The Obunga Women’s Group has 18 members. These women have developed this group into much more than just a micro-finance accountability group. These women meet once a week to review the micro-finance data, but they also meet another day during the week to support each other. They meet at a different house each week and the host shares about what is going on in her family’s lives. This group also maintains a welfare kitty to use when a member needs extra help.
Jennifer Anyango is a guardian with Life for Children and is the treasurer of the Obunga Women’s Group. Jennifer has four children; after her husband died, she was not treated well by his family so she came back to live with her mother and sister. Jennifer buys corn each day, boils it and sells it. She has paid back two loans and has applied for a third loan. She has increased her family’s income with her business and provided the initial funds to allow her mother to also buy corn to boil and sell. She attempted to branch out into selling rice, but that did not turn a profit. Now she is planning to add buying and selling used clothing. She and her mother support eleven people in their household.

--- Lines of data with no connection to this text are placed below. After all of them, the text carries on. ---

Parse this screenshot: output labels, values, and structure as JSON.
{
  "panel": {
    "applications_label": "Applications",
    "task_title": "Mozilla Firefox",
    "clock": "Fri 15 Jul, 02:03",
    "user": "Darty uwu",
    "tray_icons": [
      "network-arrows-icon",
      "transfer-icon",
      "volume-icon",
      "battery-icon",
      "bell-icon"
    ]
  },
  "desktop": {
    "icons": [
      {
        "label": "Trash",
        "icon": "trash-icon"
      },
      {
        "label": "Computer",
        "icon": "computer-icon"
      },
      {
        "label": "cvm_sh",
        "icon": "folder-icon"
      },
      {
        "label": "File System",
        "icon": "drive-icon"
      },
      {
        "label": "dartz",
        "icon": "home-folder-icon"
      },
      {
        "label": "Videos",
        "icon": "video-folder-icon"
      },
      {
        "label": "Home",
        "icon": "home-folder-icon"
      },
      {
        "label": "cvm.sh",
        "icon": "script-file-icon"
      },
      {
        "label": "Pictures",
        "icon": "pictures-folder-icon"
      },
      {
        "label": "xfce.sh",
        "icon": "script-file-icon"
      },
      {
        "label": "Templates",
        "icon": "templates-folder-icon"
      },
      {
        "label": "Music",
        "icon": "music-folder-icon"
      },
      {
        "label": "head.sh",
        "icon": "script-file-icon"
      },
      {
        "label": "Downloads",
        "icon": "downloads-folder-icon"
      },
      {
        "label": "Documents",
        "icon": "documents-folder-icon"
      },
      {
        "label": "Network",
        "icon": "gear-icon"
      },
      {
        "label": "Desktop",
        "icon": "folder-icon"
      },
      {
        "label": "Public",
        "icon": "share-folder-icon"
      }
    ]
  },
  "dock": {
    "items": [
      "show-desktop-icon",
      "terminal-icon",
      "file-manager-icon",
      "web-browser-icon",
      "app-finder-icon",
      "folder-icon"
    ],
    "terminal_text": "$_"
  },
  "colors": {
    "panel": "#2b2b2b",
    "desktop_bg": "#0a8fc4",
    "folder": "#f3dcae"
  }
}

When Jennifer left her in-laws, she was a marginalized young widow with low self-esteem and little hope. Through the Obunga Women’s group and the microfinance program, she has become a self-confident young woman who knows she can provide for her family.